:: Input records ::
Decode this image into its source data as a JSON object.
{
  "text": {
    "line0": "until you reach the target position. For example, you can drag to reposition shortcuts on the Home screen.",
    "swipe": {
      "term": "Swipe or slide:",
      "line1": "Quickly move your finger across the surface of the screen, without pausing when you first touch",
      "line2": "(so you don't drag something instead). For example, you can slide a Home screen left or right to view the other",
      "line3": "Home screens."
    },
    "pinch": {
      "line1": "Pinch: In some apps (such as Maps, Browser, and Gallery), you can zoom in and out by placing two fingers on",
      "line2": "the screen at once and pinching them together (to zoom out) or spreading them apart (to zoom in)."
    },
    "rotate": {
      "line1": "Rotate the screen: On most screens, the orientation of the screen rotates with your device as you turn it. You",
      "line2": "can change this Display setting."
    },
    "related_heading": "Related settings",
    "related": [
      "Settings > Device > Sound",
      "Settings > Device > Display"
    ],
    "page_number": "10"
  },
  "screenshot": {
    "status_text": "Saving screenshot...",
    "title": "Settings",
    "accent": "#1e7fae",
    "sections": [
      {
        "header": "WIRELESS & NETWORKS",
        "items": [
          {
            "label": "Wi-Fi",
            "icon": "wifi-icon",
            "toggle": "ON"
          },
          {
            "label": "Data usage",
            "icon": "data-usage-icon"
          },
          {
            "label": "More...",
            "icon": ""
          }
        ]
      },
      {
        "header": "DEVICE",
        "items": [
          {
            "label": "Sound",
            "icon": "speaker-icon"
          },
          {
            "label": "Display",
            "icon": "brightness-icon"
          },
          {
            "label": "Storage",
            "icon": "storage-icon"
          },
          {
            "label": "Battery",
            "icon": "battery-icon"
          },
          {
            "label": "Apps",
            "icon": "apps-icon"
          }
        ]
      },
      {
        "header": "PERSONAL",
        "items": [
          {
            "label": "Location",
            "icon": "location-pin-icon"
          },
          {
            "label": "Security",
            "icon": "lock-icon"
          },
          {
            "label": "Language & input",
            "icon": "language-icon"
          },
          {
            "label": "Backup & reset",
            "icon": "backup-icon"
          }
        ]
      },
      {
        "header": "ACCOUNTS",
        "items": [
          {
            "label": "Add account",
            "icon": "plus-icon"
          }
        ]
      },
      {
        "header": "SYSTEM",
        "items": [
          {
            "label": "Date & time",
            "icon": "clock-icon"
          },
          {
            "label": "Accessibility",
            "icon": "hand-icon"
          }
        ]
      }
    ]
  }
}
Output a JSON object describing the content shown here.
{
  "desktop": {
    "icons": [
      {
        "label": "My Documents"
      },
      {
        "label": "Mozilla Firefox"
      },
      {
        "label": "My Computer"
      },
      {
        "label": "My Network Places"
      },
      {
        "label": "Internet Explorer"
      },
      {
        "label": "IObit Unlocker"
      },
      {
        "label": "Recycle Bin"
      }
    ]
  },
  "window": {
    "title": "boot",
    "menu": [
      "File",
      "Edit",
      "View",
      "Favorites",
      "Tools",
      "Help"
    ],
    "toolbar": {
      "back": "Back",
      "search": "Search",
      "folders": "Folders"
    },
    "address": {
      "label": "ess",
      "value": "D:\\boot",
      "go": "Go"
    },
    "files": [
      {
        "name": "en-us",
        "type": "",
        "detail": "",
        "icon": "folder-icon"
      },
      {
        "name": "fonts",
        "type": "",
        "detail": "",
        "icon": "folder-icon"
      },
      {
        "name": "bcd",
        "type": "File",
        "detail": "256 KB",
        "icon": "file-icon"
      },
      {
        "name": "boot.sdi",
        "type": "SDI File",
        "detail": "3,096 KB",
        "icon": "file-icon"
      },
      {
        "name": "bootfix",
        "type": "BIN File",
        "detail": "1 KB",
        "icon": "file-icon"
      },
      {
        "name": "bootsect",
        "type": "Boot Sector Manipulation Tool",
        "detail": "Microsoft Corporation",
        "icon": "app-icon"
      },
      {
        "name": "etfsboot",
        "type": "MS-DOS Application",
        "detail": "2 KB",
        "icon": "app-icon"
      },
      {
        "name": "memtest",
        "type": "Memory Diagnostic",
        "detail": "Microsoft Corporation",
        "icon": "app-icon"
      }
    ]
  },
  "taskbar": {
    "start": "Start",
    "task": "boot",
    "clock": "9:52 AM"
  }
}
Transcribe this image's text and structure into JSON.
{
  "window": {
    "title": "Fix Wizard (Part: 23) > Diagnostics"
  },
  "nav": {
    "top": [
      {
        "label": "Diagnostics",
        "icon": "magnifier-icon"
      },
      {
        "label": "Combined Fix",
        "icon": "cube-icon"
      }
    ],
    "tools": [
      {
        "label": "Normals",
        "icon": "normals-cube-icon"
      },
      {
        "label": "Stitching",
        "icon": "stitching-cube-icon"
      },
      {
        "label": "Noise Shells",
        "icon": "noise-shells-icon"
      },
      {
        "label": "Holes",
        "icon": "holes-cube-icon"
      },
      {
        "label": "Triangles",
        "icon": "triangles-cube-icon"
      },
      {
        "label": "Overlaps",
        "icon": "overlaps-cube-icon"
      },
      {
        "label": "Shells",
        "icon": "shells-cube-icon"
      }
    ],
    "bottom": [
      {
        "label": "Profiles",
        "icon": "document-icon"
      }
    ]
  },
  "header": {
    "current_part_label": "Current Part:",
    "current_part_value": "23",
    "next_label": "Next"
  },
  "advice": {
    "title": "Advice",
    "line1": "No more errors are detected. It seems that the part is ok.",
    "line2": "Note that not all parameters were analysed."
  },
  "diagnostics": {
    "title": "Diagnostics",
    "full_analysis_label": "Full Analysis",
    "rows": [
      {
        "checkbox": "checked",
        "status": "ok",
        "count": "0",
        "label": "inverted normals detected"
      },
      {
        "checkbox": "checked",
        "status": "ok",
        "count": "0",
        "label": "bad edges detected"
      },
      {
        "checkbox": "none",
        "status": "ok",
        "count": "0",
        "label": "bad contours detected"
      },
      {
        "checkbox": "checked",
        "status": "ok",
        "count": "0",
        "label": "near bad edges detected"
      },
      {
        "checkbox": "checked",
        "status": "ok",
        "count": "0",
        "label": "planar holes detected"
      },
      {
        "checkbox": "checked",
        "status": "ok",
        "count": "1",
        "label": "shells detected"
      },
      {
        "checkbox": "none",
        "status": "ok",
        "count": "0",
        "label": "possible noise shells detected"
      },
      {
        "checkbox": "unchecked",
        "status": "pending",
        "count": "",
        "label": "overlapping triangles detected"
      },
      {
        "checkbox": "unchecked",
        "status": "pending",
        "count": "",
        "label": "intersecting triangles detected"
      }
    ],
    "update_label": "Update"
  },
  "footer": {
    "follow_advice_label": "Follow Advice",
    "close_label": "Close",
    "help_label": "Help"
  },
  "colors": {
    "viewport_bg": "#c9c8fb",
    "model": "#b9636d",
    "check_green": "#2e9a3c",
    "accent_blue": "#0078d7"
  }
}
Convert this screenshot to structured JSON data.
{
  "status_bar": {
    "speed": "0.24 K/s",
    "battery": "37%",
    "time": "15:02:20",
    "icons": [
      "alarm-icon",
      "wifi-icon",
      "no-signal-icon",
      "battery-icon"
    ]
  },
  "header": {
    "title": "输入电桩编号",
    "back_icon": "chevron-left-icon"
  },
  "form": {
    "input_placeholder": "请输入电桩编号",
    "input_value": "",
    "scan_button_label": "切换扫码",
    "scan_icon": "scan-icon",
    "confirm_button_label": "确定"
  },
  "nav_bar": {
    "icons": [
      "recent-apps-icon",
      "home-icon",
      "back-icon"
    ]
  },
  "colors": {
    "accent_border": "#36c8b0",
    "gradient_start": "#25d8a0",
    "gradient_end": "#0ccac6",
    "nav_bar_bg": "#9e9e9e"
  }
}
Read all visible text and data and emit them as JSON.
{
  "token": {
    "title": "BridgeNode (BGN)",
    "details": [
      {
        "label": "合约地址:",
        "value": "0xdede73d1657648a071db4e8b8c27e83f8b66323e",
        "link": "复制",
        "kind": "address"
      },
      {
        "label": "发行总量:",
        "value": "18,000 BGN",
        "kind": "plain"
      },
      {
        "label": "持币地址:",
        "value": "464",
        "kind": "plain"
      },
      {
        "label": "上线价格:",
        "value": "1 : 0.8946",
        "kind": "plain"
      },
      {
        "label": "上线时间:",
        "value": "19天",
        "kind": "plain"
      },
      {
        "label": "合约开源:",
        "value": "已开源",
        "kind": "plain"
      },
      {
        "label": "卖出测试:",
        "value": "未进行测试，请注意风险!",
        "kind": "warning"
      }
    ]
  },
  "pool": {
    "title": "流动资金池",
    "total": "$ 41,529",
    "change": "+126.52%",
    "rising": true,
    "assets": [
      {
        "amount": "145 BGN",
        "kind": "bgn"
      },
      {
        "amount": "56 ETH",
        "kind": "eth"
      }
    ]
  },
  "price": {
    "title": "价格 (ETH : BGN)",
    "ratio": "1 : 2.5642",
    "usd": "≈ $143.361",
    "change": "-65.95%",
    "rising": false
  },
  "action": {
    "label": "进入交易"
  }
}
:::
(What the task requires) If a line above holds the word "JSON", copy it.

(Written answer)
Decode this image into its source data as a JSON object.
Output a JSON object describing the content shown here.
Transcribe this image's text and structure into JSON.
Convert this screenshot to structured JSON data.
Read all visible text and data and emit them as JSON.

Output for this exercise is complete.